» Exercise objective: Where an entry holds an image, skip the image but reproduce the rest word for word.

» Exercise material:
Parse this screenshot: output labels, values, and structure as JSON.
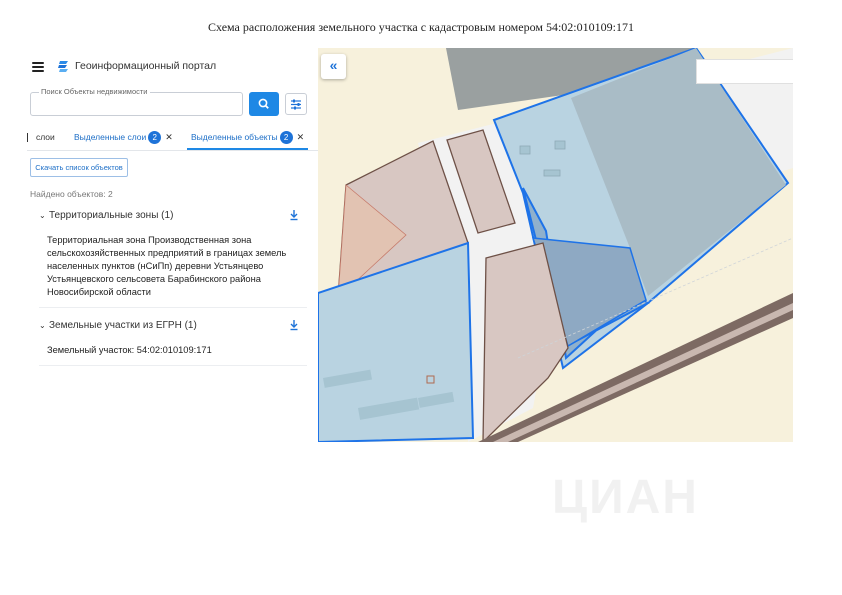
{
  "document": {
    "title": "Схема расположения земельного участка с кадастровым номером 54:02:010109:171"
  },
  "app": {
    "menu_icon": "hamburger-menu-icon",
    "logo_icon": "portal-logo-icon",
    "title": "Геоинформационный портал"
  },
  "search": {
    "label": "Поиск Объекты недвижимости",
    "value": "",
    "search_icon": "search-icon",
    "filter_icon": "filter-settings-icon"
  },
  "tabs": [
    {
      "label": "слои",
      "badge": "",
      "active": false
    },
    {
      "label": "Выделенные слои",
      "badge": "2",
      "active": false
    },
    {
      "label": "Выделенные объекты",
      "badge": "2",
      "active": true
    }
  ],
  "actions": {
    "download_list": "Скачать список объектов"
  },
  "results": {
    "found": "Найдено объектов: 2",
    "sections": [
      {
        "title": "Территориальные зоны (1)",
        "body": "Территориальная зона Производственная зона сельскохозяйственных предприятий в границах земель населенных пунктов (нСиПп) деревни Устьянцево Устьянцевского сельсовета Барабинского района Новосибирской области",
        "download_icon": "download-icon"
      },
      {
        "title": "Земельные участки из ЕГРН (1)",
        "body": "Земельный участок: 54:02:010109:171",
        "download_icon": "download-icon"
      }
    ]
  },
  "map": {
    "collapse_icon": "double-chevron-left-icon",
    "colors": {
      "background": "#f7f1dc",
      "zone": "#b9d3e1",
      "zone_border": "#1e73e8",
      "selected_parcel": "#8fb0cc",
      "parcel": "#d8c7c2",
      "parcel_border": "#6e5147",
      "road": "#f2f2f2",
      "dark_block": "#9aa0a0"
    }
  },
  "watermark": "ЦИАН"
}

» Expected answer:
Parse this screenshot: output labels, values, and structure as JSON.
{
  "document": {
    "title": "Схема расположения земельного участка с кадастровым номером 54:02:010109:171"
  },
  "app": {
    "menu_icon": "hamburger-menu-icon",
    "logo_icon": "portal-logo-icon",
    "title": "Геоинформационный портал"
  },
  "search": {
    "label": "Поиск Объекты недвижимости",
    "value": "",
    "search_icon": "search-icon",
    "filter_icon": "filter-settings-icon"
  },
  "tabs": [
    {
      "label": "слои",
      "badge": "",
      "active": false
    },
    {
      "label": "Выделенные слои",
      "badge": "2",
      "active": false
    },
    {
      "label": "Выделенные объекты",
      "badge": "2",
      "active": true
    }
  ],
  "actions": {
    "download_list": "Скачать список объектов"
  },
  "results": {
    "found": "Найдено объектов: 2",
    "sections": [
      {
        "title": "Территориальные зоны (1)",
        "body": "Территориальная зона Производственная зона сельскохозяйственных предприятий в границах земель населенных пунктов (нСиПп) деревни Устьянцево Устьянцевского сельсовета Барабинского района Новосибирской области",
        "download_icon": "download-icon"
      },
      {
        "title": "Земельные участки из ЕГРН (1)",
        "body": "Земельный участок: 54:02:010109:171",
        "download_icon": "download-icon"
      }
    ]
  },
  "map": {
    "collapse_icon": "double-chevron-left-icon",
    "colors": {
      "background": "#f7f1dc",
      "zone": "#b9d3e1",
      "zone_border": "#1e73e8",
      "selected_parcel": "#8fb0cc",
      "parcel": "#d8c7c2",
      "parcel_border": "#6e5147",
      "road": "#f2f2f2",
      "dark_block": "#9aa0a0"
    }
  },
  "watermark": "ЦИАН"
}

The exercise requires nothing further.